(Data for this task Opens)

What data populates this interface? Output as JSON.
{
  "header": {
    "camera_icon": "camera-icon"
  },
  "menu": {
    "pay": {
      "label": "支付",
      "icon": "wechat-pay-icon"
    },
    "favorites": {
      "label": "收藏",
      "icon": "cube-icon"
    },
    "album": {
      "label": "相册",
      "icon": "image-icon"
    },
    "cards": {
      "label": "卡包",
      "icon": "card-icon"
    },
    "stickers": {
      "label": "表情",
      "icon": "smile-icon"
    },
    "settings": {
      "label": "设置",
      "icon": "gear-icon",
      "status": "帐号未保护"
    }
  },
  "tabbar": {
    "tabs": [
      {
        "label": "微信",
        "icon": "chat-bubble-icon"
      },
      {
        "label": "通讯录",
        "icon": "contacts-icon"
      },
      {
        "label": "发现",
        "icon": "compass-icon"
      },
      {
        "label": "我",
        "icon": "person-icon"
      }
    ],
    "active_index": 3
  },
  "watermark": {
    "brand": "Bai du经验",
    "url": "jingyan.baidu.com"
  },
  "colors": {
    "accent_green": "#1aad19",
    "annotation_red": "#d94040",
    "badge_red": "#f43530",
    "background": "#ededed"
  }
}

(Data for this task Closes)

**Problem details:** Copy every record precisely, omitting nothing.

**Response to the exercise:**
What data populates this interface? Output as JSON.
{
  "header": {
    "camera_icon": "camera-icon"
  },
  "menu": {
    "pay": {
      "label": "支付",
      "icon": "wechat-pay-icon"
    },
    "favorites": {
      "label": "收藏",
      "icon": "cube-icon"
    },
    "album": {
      "label": "相册",
      "icon": "image-icon"
    },
    "cards": {
      "label": "卡包",
      "icon": "card-icon"
    },
    "stickers": {
      "label": "表情",
      "icon": "smile-icon"
    },
    "settings": {
      "label": "设置",
      "icon": "gear-icon",
      "status": "帐号未保护"
    }
  },
  "tabbar": {
    "tabs": [
      {
        "label": "微信",
        "icon": "chat-bubble-icon"
      },
      {
        "label": "通讯录",
        "icon": "contacts-icon"
      },
      {
        "label": "发现",
        "icon": "compass-icon"
      },
      {
        "label": "我",
        "icon": "person-icon"
      }
    ],
    "active_index": 3
  },
  "watermark": {
    "brand": "Bai du经验",
    "url": "jingyan.baidu.com"
  },
  "colors": {
    "accent_green": "#1aad19",
    "annotation_red": "#d94040",
    "badge_red": "#f43530",
    "background": "#ededed"
  }
}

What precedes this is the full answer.